Items listed in a dataset
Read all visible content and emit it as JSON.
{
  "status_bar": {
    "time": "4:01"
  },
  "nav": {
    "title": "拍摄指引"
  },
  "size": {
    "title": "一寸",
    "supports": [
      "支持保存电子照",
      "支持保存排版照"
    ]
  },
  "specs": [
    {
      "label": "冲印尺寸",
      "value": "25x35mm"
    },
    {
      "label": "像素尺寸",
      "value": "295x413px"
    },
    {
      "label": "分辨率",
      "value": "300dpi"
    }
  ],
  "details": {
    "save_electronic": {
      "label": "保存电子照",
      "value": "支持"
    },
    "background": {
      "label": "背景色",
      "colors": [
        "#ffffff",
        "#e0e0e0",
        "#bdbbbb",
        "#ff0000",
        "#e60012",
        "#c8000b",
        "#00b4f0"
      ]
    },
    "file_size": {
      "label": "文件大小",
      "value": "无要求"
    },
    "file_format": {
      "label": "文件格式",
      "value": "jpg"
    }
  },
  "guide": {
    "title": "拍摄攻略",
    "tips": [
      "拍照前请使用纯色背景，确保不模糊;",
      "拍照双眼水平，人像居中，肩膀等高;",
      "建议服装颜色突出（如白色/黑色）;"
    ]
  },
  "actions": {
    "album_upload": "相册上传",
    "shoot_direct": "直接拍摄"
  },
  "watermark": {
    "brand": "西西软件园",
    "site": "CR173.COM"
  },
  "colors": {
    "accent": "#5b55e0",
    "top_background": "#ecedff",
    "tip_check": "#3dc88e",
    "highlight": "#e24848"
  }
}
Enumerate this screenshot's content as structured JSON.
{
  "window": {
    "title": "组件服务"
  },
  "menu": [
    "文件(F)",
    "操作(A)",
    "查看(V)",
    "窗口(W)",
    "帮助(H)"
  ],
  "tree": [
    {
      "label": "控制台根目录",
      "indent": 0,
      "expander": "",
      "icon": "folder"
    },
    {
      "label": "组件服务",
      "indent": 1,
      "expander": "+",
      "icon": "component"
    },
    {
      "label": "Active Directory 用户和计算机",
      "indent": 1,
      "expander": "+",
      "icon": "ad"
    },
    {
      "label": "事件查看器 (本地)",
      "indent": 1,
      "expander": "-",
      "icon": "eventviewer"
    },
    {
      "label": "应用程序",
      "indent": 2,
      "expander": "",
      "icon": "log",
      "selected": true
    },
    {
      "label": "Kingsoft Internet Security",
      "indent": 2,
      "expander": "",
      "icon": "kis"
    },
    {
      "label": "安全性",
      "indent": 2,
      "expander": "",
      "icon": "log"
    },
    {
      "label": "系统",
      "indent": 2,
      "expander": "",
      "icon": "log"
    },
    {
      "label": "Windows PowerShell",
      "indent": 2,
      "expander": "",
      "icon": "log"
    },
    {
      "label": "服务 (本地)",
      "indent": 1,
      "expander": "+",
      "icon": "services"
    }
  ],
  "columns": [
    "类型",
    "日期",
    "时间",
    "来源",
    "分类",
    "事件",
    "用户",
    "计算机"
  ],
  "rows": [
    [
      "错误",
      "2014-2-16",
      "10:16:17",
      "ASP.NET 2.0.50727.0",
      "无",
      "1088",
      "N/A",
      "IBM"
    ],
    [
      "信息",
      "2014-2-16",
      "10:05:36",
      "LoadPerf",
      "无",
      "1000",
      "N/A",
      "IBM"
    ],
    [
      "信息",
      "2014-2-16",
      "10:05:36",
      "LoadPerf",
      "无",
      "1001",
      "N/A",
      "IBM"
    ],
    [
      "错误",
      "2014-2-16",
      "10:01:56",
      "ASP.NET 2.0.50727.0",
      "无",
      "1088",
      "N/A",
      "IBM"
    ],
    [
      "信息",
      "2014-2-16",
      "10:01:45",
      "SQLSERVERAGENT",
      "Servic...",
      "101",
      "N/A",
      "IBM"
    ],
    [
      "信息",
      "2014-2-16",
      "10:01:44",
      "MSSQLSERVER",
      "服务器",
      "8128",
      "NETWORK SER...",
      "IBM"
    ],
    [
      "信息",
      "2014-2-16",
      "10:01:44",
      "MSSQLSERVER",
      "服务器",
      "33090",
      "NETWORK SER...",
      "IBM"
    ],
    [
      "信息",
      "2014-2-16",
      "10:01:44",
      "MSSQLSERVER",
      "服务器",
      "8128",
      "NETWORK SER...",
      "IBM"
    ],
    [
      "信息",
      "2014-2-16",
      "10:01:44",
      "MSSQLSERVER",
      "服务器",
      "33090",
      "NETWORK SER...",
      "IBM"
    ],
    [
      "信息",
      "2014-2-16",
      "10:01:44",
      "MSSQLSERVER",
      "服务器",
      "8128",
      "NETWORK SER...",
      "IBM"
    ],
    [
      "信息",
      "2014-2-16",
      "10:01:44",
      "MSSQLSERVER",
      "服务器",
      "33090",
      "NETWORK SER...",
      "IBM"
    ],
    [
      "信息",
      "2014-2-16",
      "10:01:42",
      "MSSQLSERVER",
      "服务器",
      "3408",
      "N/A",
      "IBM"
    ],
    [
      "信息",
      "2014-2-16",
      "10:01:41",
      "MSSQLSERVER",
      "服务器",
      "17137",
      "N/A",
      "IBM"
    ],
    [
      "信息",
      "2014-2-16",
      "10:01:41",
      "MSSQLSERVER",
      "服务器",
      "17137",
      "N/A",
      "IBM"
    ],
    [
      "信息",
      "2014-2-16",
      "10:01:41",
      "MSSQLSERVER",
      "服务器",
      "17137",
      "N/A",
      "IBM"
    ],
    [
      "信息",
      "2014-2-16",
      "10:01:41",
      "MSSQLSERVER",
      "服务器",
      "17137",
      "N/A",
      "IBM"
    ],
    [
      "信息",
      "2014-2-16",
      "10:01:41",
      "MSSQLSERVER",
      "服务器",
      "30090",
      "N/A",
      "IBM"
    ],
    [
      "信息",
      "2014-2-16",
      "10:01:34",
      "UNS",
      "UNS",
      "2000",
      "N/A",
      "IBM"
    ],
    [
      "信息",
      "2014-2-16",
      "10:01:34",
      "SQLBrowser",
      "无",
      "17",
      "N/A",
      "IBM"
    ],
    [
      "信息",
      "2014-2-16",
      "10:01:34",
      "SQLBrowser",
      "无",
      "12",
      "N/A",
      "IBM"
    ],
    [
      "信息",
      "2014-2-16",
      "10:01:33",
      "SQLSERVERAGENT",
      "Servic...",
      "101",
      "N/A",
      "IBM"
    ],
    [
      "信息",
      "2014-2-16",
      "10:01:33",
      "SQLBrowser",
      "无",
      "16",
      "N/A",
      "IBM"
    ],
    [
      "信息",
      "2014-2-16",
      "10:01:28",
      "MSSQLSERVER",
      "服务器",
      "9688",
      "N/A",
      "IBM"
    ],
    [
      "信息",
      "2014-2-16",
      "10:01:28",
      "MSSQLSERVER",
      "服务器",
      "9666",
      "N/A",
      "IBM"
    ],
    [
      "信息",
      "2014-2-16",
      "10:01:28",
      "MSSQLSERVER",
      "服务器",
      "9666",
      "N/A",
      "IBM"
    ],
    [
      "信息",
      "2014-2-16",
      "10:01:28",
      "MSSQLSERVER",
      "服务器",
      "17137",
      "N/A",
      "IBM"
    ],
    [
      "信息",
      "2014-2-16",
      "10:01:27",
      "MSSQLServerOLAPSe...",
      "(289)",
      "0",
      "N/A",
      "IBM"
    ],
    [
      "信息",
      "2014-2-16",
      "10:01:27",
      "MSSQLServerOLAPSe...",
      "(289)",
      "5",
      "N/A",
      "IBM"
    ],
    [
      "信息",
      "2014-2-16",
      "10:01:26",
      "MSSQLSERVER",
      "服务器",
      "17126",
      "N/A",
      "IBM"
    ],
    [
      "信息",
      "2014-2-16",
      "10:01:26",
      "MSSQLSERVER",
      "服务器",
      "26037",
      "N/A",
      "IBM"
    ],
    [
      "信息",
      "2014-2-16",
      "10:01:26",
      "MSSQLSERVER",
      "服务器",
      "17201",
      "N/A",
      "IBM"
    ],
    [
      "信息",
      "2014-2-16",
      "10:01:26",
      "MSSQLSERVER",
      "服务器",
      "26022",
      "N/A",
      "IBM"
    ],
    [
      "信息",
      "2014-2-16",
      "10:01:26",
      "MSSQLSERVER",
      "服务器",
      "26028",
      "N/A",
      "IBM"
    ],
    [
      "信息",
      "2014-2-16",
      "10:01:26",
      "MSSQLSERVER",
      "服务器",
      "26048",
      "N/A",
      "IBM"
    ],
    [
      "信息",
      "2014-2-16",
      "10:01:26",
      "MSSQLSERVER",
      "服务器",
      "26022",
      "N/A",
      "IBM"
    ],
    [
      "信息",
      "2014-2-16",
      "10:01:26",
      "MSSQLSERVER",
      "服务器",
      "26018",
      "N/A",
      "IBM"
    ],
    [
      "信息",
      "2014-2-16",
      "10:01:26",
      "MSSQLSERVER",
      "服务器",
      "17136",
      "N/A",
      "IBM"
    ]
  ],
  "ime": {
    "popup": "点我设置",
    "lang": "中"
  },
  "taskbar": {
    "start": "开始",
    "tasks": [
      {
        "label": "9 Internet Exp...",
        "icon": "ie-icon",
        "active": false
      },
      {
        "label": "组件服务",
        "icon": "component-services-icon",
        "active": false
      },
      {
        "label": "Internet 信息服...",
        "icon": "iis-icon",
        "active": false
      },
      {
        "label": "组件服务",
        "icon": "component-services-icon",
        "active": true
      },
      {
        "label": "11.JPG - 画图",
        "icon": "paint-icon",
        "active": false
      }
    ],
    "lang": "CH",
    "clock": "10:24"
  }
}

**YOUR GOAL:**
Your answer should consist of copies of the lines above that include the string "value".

**EXERCISE RESULT:**
      "value": "25x35mm"
      "value": "295x413px"
      "value": "300dpi"
      "value": "支持"
      "value": "无要求"
      "value": "jpg"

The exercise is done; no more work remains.